This hybrid originates in Primorsky, a region in far eastern Russia. Here, varroa and tracheal mites have been present for a long time, which means that these bees are naturally better adapted to cope with these pests. Although this sounds great, these bees have some drawbacks as well and they are used scarcely by beekeepers. They have a high swarm tendency and are more defensive. Breeding programs aim to reduce these negative effects, while at the same time preserve their excellent disease resistance qualities. This is no easy task and often the disease resistance decreases when Russian queens mate with drones of other races .

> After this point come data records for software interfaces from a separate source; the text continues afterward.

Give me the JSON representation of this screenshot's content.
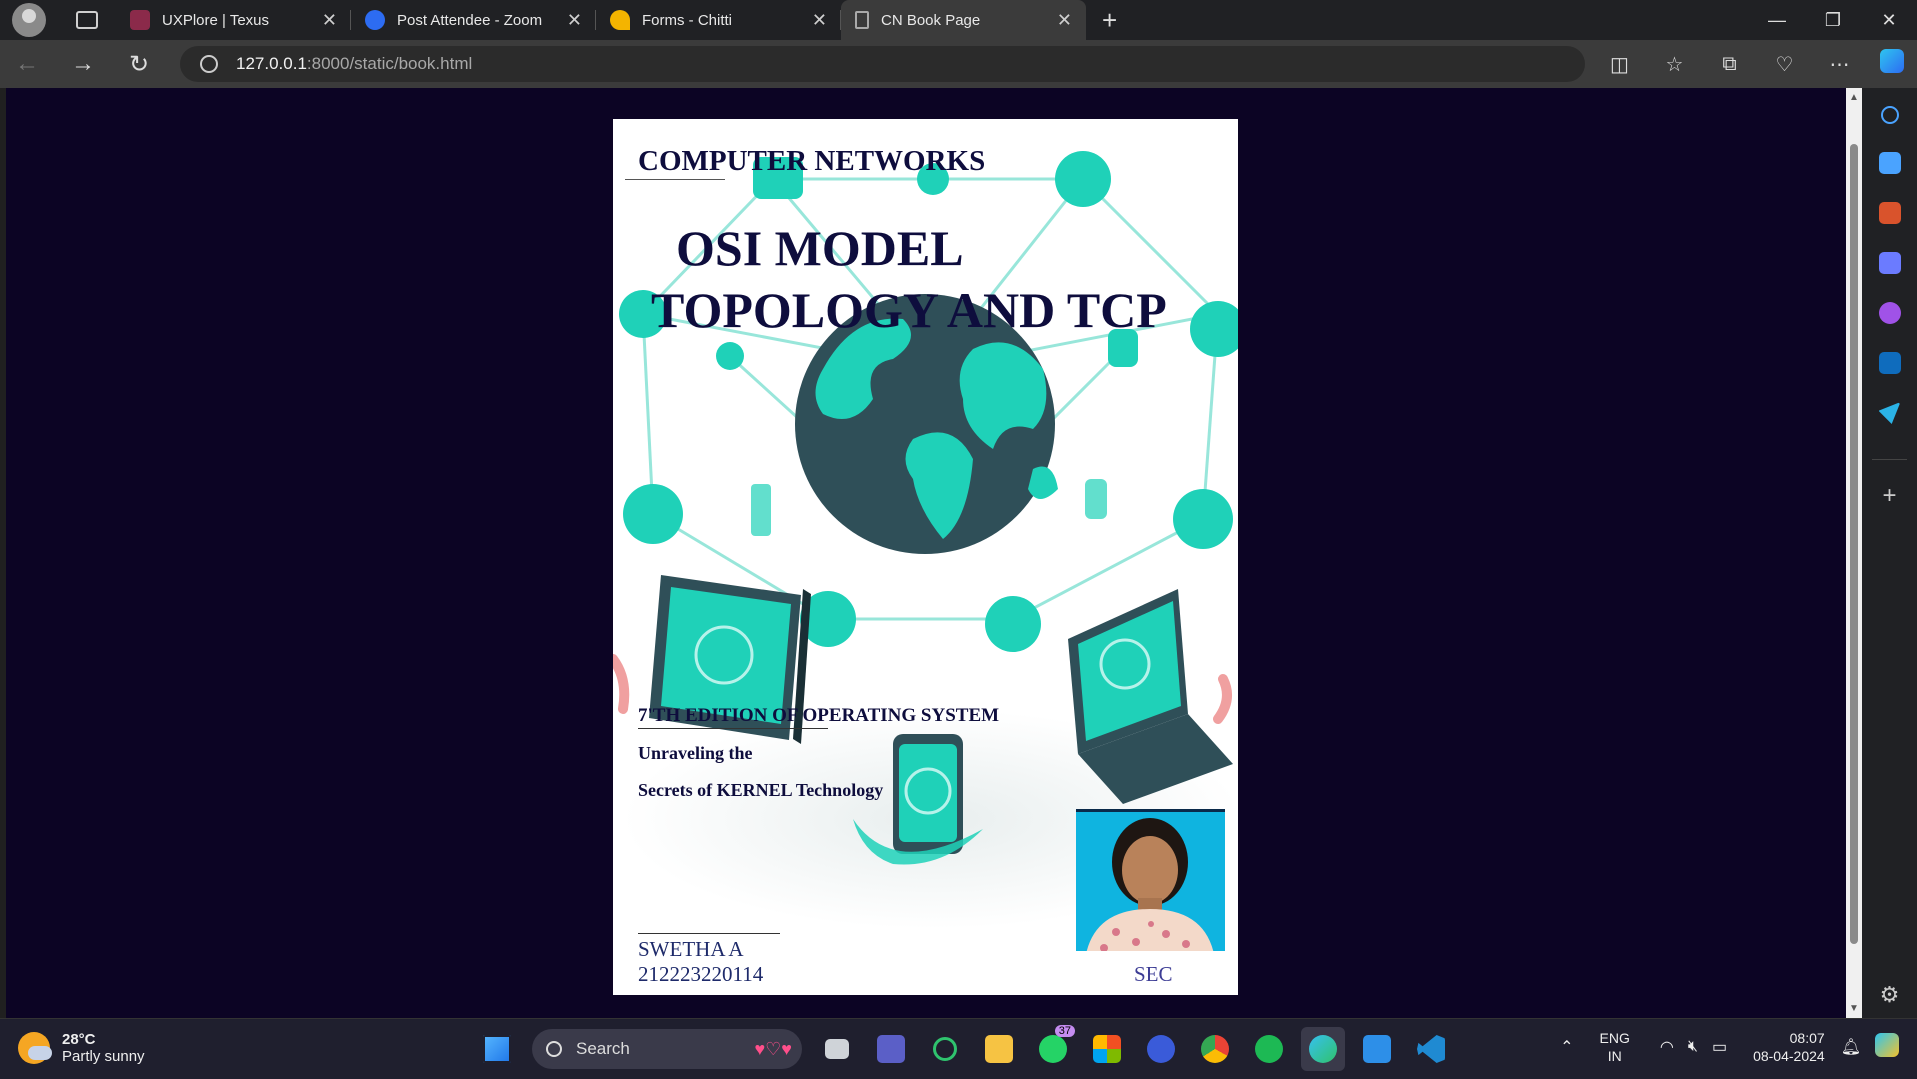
{
  "browser": {
    "tabs": [
      {
        "label": "UXPlore | Texus",
        "icon": "uxplore-icon",
        "color": "#8b2a4a"
      },
      {
        "label": "Post Attendee - Zoom",
        "icon": "zoom-icon",
        "color": "#2d6cf2"
      },
      {
        "label": "Forms - Chitti",
        "icon": "forms-icon",
        "color": "#f4b400"
      },
      {
        "label": "CN Book Page",
        "icon": "page-icon",
        "color": "#aaaaaa"
      }
    ],
    "url_host": "127.0.0.1",
    "url_path": ":8000/static/book.html"
  },
  "book": {
    "subject": "COMPUTER NETWORKS",
    "title_line1": "OSI MODEL",
    "title_line2": "TOPOLOGY AND TCP",
    "edition": "7'TH EDITION OF OPERATING SYSTEM",
    "subtitle_line1": "Unraveling the",
    "subtitle_line2": "Secrets of KERNEL Technology",
    "author": "SWETHA A",
    "roll_number": "212223220114",
    "college": "SEC",
    "accent_color": "#1fd1b8",
    "title_color": "#0e0d3d"
  },
  "taskbar": {
    "temperature": "28°C",
    "condition": "Partly sunny",
    "search_label": "Search",
    "whatsapp_badge": "37",
    "lang_line1": "ENG",
    "lang_line2": "IN",
    "time": "08:07",
    "date": "08-04-2024"
  }
}
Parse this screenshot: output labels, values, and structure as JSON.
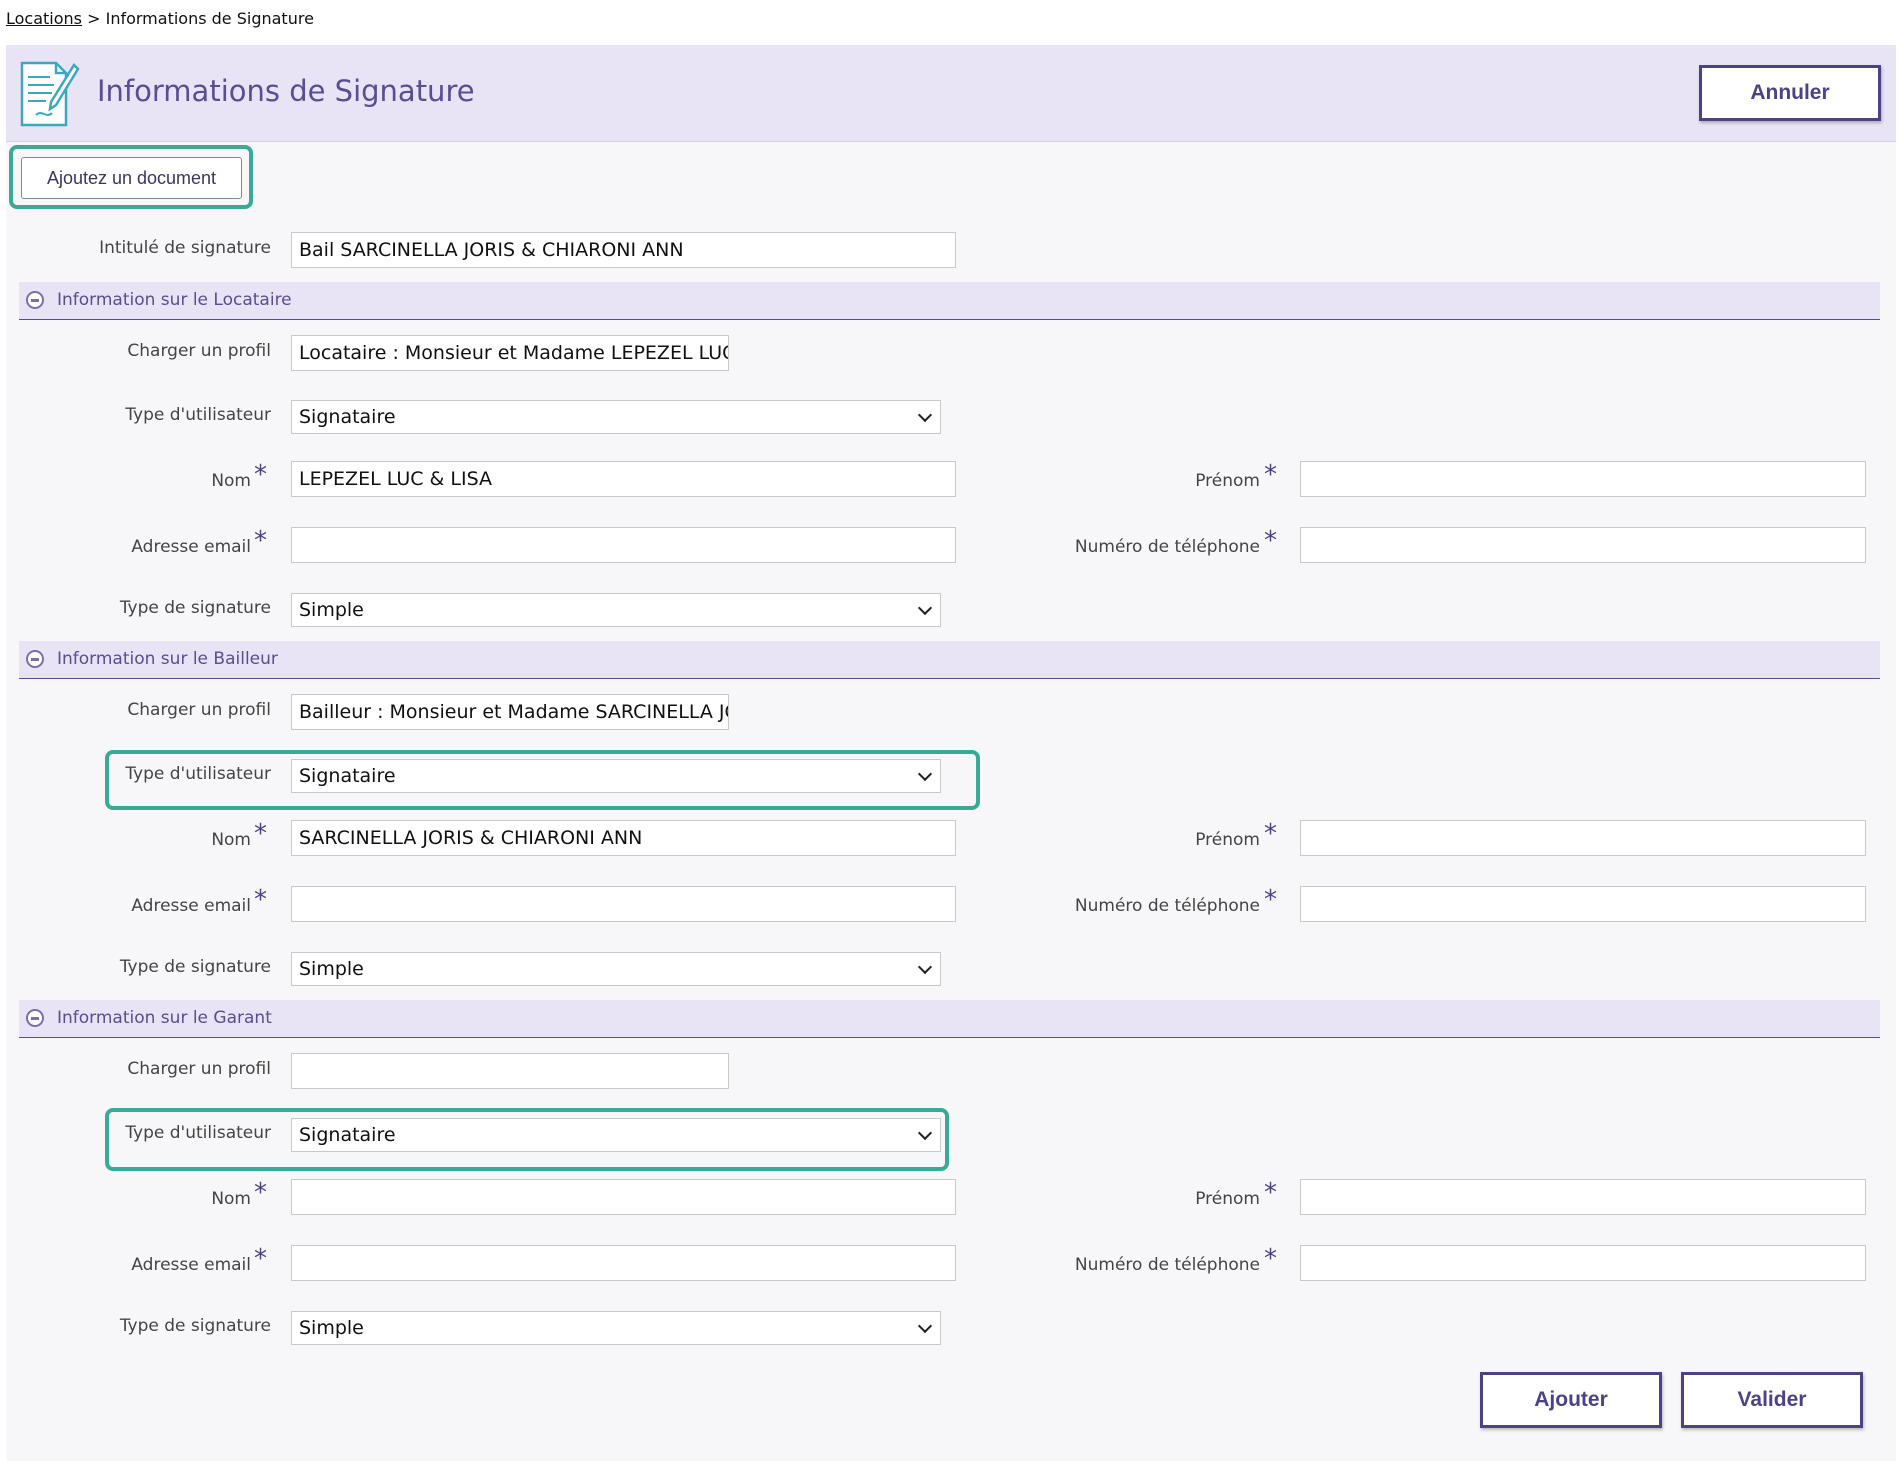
{
  "breadcrumb": {
    "link": "Locations",
    "separator": " > ",
    "current": "Informations de Signature"
  },
  "header": {
    "title": "Informations de Signature",
    "icon": "document-signature-icon",
    "cancel_label": "Annuler"
  },
  "add_document_label": "Ajoutez un document",
  "signature_title": {
    "label": "Intitulé de signature",
    "value": "Bail SARCINELLA JORIS & CHIARONI ANN"
  },
  "sections": [
    {
      "title": "Information sur le Locataire",
      "profile_label": "Charger un profil",
      "profile_value": "Locataire : Monsieur et Madame LEPEZEL LUC",
      "user_type_label": "Type d'utilisateur",
      "user_type_value": "Signataire",
      "nom_label": "Nom",
      "nom_value": "LEPEZEL LUC & LISA",
      "prenom_label": "Prénom",
      "prenom_value": "",
      "email_label": "Adresse email",
      "email_value": "",
      "phone_label": "Numéro de téléphone",
      "phone_value": "",
      "sig_type_label": "Type de signature",
      "sig_type_value": "Simple"
    },
    {
      "title": "Information sur le Bailleur",
      "profile_label": "Charger un profil",
      "profile_value": "Bailleur : Monsieur et Madame SARCINELLA JC",
      "user_type_label": "Type d'utilisateur",
      "user_type_value": "Signataire",
      "nom_label": "Nom",
      "nom_value": "SARCINELLA JORIS & CHIARONI ANN",
      "prenom_label": "Prénom",
      "prenom_value": "",
      "email_label": "Adresse email",
      "email_value": "",
      "phone_label": "Numéro de téléphone",
      "phone_value": "",
      "sig_type_label": "Type de signature",
      "sig_type_value": "Simple"
    },
    {
      "title": "Information sur le Garant",
      "profile_label": "Charger un profil",
      "profile_value": "",
      "user_type_label": "Type d'utilisateur",
      "user_type_value": "Signataire",
      "nom_label": "Nom",
      "nom_value": "",
      "prenom_label": "Prénom",
      "prenom_value": "",
      "email_label": "Adresse email",
      "email_value": "",
      "phone_label": "Numéro de téléphone",
      "phone_value": "",
      "sig_type_label": "Type de signature",
      "sig_type_value": "Simple"
    }
  ],
  "required_mark": "*",
  "footer": {
    "add_label": "Ajouter",
    "validate_label": "Valider"
  },
  "colors": {
    "accent": "#4e4287",
    "header_bg": "#e8e3f5",
    "highlight": "#3aaa96"
  }
}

Buckfast bees are the result of a long breeding process by Brother Adam of the Buckfast Abbey in England. Brother Adam was a German monk and beekeeper. During his life at Buckfast Abbey a tracheal mite was wreaking havoc on honeybee colonies in Britain in the early 20th century. In order to breed a specie resistant against this pest, Brother Adam traveled the world and spoke to numerous beekeepers and collected lots of different species to breed a new resistant bee. The Buckfast bee is resistant to tracheal mites but has also many other positive traits. They are known to be very gentle and good honey producers and can cope with the sometimes cold climate typical to the British isles
Most colonies are a mix between various races and hybrids which means their traits and characteristics will differ (to various extent) from the races they originated from. Nevertheless, However, being aware of these differences can help understanding your bees behavior. Additionally it never hurt to talk with nearby beekeepers about the bees they are using as your queens are likely to mate with drones of nearby apiaries. For example, if many nearby beekeepers use Carniolan bees, it might very well be possible that your next generation will be more likely to swarm.
 Crane, E. (2009). Apis Species:(Honey Bees). In Encyclopedia of Insects (pp. 31-32). Academic Press.
 Tarpy, D., Lee, J. (2016). Comparison of Russian and Italian Honey Bees. North Carolina State University Apiculture Program. Retrieved from: https://content.ces.ncsu.edu/comparison-of-russian-and-italian-honey-bees